Cite this dataset
Auld, Stuart; Bussière, Luc; Brand, June (2023). The timings of host diapause and epidemic progression mediate host genetic diversity and future epidemic size in Daphnia-parasite populations [Dataset]. Dryad. https://doi.org/10.5061/dryad.tdz08kq21

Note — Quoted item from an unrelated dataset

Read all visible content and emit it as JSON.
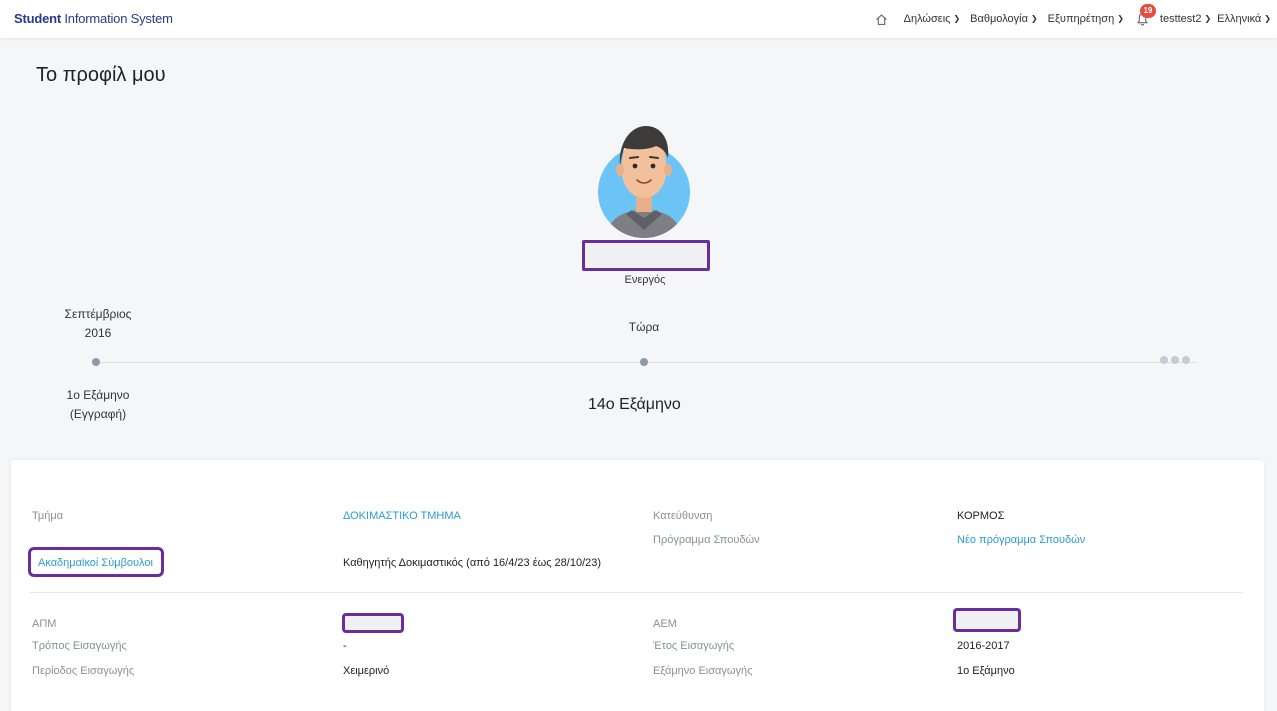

Epidemics commonly exert parasite-mediated selection and cause declines in host population genetic diversity. This could lead to evolution of resistance in the long-term and smaller subsequent epidemics. Alternatively, the loss of genetic diversity could increase host vulnerability to future disease spread and larger future epidemics. Matters are made more complex by the fact that a great many host organisms produce diapausing life stages in response to environmental change (often as a result of sexual reproduction) e.g., plant seeds and invertebrate resting eggs. These diapausing stages can disrupt the relationship between past epidemics, host genetic diversity and future epidemics because they allow host dispersal through time. Specifically, temporally dispersing hosts avoid infection and thus selection from contemporary parasites, and also archive genetic variation for the future. We studied 80 epidemics in 20 semi-natural populations of the temporally dispersing crustacean Daphnia magna and its sterilising bacterial parasite Pasteuria ramosa, and half of these populations experienced a simulated environmental disturbance treatment. We found that early initiation of diapause relative to the timing of the epidemic led to greater host genetic diversity and reduced epidemic size in the subsequent year, but this was unaffected by environmental disturbance.
These data were collected from twenty semi-natural outdoor crustacean-bacteria host-parasite populations over the course of four years (a total of eighty epidemics). The host was Daphnia magna and the parasite was the sterilising bacterium, Pasteuria ramosa. These data comprise of Pasteuria epidemic size, timing of mid epidemic and epidemic scaling constant (rate of infection), total host investment in sexual (diapausing) resting eggs, timing of sex, and sex scaling constant (rate at which hosts invest in sexual reproduction/diapause), expected heterozygosity and fiuture epidemic size for each population. Both epidemic size/host investment in sex and timings of epidemics and host sex were determined using three-parameter logistic models fitted to data from each invividual epidemic. These data have been used in structural equation modelling.
Natural Environment Research Council, Award: NE/L011549/1